* _Aim of the exercise_: All entries are to be copied verbatim, while the pictures stay out.

* _Records to process_:
• • • • • • •
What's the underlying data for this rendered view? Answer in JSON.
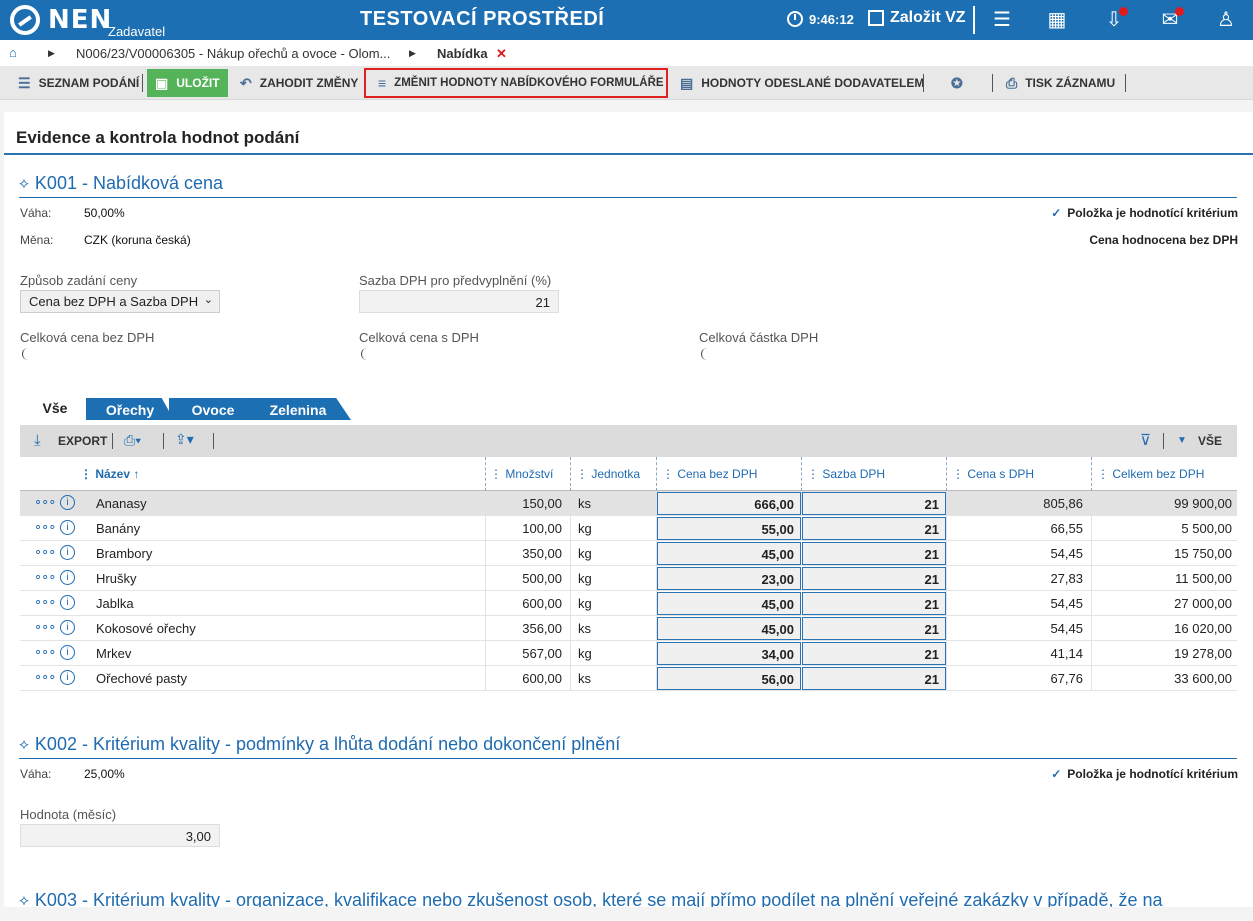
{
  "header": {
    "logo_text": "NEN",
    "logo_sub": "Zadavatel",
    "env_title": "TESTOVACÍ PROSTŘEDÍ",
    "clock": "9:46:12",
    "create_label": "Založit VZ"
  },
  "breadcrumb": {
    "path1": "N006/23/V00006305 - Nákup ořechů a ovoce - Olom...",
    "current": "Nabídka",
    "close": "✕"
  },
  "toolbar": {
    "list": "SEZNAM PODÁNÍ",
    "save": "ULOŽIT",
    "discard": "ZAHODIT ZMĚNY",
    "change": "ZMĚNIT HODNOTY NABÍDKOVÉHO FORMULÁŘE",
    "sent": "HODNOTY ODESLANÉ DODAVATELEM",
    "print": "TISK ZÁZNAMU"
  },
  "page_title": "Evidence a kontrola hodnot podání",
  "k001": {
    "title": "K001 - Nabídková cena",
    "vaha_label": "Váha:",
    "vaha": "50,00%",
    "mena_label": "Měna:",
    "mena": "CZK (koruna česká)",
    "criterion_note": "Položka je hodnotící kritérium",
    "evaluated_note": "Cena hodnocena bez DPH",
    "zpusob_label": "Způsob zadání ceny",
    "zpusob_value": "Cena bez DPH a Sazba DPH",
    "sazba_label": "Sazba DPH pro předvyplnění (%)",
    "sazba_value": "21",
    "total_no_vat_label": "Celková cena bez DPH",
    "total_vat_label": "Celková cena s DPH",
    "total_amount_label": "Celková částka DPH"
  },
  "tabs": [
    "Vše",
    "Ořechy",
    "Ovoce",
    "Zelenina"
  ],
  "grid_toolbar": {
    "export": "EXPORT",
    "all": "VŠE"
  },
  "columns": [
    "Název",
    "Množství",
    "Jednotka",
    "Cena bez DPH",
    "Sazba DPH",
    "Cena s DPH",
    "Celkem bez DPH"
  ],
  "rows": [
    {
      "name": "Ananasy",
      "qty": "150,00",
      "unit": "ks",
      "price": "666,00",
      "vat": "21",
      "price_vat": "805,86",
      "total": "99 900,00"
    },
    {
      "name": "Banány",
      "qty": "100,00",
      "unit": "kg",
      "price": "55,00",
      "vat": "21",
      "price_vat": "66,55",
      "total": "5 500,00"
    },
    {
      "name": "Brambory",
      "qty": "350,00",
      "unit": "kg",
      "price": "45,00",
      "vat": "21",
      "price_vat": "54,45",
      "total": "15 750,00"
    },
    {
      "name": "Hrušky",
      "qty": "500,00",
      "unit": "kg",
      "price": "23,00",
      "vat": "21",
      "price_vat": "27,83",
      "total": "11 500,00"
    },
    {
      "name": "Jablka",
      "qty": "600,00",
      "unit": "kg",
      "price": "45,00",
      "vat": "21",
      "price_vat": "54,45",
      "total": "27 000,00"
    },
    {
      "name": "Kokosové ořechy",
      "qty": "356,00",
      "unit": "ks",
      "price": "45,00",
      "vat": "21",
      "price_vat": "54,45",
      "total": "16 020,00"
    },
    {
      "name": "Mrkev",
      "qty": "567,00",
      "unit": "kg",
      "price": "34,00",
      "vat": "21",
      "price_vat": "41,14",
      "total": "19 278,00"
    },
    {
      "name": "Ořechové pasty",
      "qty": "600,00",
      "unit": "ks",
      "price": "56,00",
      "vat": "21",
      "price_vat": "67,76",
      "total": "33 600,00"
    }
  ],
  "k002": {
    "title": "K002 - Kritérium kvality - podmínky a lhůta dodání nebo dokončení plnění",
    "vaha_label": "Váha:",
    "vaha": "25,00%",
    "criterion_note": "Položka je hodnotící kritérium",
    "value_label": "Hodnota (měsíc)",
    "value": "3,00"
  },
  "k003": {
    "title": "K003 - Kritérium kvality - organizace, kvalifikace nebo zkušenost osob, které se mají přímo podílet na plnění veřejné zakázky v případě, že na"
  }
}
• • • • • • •
* _Result below_:
What's the underlying data for this rendered view? Answer in JSON.
{
  "header": {
    "logo_text": "NEN",
    "logo_sub": "Zadavatel",
    "env_title": "TESTOVACÍ PROSTŘEDÍ",
    "clock": "9:46:12",
    "create_label": "Založit VZ"
  },
  "breadcrumb": {
    "path1": "N006/23/V00006305 - Nákup ořechů a ovoce - Olom...",
    "current": "Nabídka",
    "close": "✕"
  },
  "toolbar": {
    "list": "SEZNAM PODÁNÍ",
    "save": "ULOŽIT",
    "discard": "ZAHODIT ZMĚNY",
    "change": "ZMĚNIT HODNOTY NABÍDKOVÉHO FORMULÁŘE",
    "sent": "HODNOTY ODESLANÉ DODAVATELEM",
    "print": "TISK ZÁZNAMU"
  },
  "page_title": "Evidence a kontrola hodnot podání",
  "k001": {
    "title": "K001 - Nabídková cena",
    "vaha_label": "Váha:",
    "vaha": "50,00%",
    "mena_label": "Měna:",
    "mena": "CZK (koruna česká)",
    "criterion_note": "Položka je hodnotící kritérium",
    "evaluated_note": "Cena hodnocena bez DPH",
    "zpusob_label": "Způsob zadání ceny",
    "zpusob_value": "Cena bez DPH a Sazba DPH",
    "sazba_label": "Sazba DPH pro předvyplnění (%)",
    "sazba_value": "21",
    "total_no_vat_label": "Celková cena bez DPH",
    "total_vat_label": "Celková cena s DPH",
    "total_amount_label": "Celková částka DPH"
  },
  "tabs": [
    "Vše",
    "Ořechy",
    "Ovoce",
    "Zelenina"
  ],
  "grid_toolbar": {
    "export": "EXPORT",
    "all": "VŠE"
  },
  "columns": [
    "Název",
    "Množství",
    "Jednotka",
    "Cena bez DPH",
    "Sazba DPH",
    "Cena s DPH",
    "Celkem bez DPH"
  ],
  "rows": [
    {
      "name": "Ananasy",
      "qty": "150,00",
      "unit": "ks",
      "price": "666,00",
      "vat": "21",
      "price_vat": "805,86",
      "total": "99 900,00"
    },
    {
      "name": "Banány",
      "qty": "100,00",
      "unit": "kg",
      "price": "55,00",
      "vat": "21",
      "price_vat": "66,55",
      "total": "5 500,00"
    },
    {
      "name": "Brambory",
      "qty": "350,00",
      "unit": "kg",
      "price": "45,00",
      "vat": "21",
      "price_vat": "54,45",
      "total": "15 750,00"
    },
    {
      "name": "Hrušky",
      "qty": "500,00",
      "unit": "kg",
      "price": "23,00",
      "vat": "21",
      "price_vat": "27,83",
      "total": "11 500,00"
    },
    {
      "name": "Jablka",
      "qty": "600,00",
      "unit": "kg",
      "price": "45,00",
      "vat": "21",
      "price_vat": "54,45",
      "total": "27 000,00"
    },
    {
      "name": "Kokosové ořechy",
      "qty": "356,00",
      "unit": "ks",
      "price": "45,00",
      "vat": "21",
      "price_vat": "54,45",
      "total": "16 020,00"
    },
    {
      "name": "Mrkev",
      "qty": "567,00",
      "unit": "kg",
      "price": "34,00",
      "vat": "21",
      "price_vat": "41,14",
      "total": "19 278,00"
    },
    {
      "name": "Ořechové pasty",
      "qty": "600,00",
      "unit": "ks",
      "price": "56,00",
      "vat": "21",
      "price_vat": "67,76",
      "total": "33 600,00"
    }
  ],
  "k002": {
    "title": "K002 - Kritérium kvality - podmínky a lhůta dodání nebo dokončení plnění",
    "vaha_label": "Váha:",
    "vaha": "25,00%",
    "criterion_note": "Položka je hodnotící kritérium",
    "value_label": "Hodnota (měsíc)",
    "value": "3,00"
  },
  "k003": {
    "title": "K003 - Kritérium kvality - organizace, kvalifikace nebo zkušenost osob, které se mají přímo podílet na plnění veřejné zakázky v případě, že na"
  }
}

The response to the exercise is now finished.